> **Exercise requirements**: How many lines in the records below contain "this"? Reply with the number alone.

> **The data**:
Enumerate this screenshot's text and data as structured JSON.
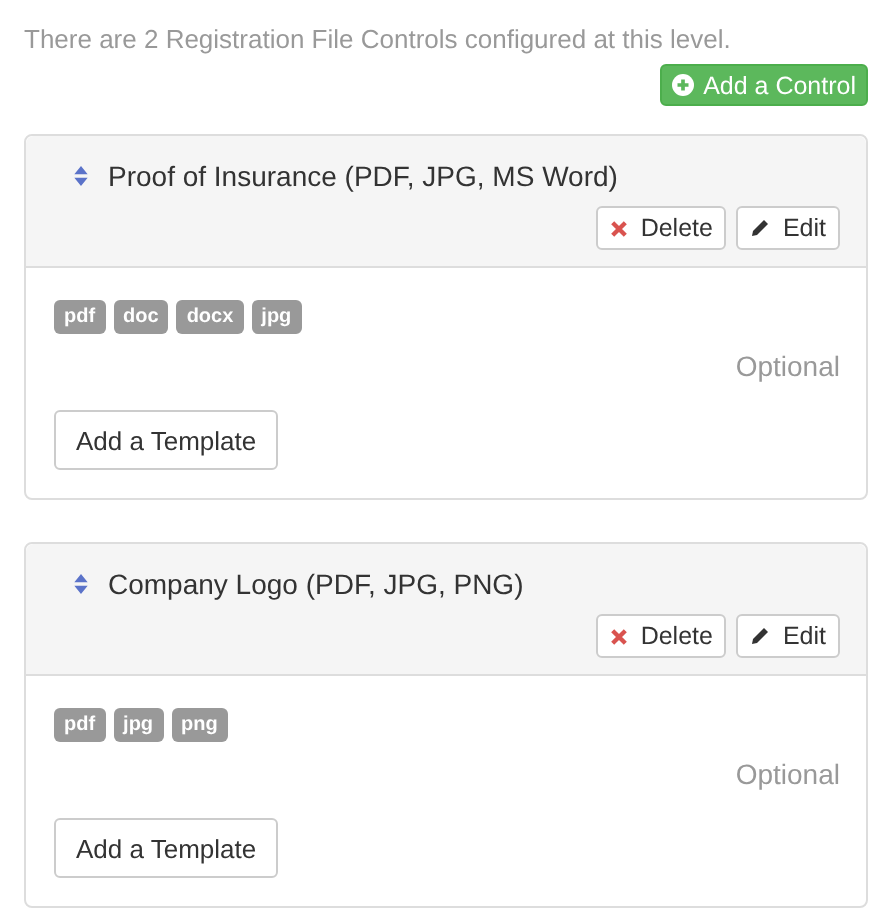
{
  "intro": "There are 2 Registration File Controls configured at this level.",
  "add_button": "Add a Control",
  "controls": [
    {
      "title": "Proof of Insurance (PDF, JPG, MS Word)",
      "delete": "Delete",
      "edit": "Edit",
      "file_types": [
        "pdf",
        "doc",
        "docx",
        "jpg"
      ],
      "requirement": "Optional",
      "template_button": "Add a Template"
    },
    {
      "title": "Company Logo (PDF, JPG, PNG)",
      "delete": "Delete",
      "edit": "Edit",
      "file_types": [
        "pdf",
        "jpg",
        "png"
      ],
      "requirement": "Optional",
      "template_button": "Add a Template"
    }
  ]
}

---

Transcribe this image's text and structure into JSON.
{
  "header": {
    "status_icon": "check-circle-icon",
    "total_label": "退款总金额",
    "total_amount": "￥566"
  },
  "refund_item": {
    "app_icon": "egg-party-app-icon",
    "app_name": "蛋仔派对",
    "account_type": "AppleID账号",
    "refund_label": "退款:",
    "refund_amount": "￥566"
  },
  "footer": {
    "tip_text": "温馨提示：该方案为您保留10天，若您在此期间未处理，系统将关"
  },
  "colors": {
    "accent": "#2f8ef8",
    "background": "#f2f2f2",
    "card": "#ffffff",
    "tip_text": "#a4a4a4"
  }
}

> **Task solution**: 3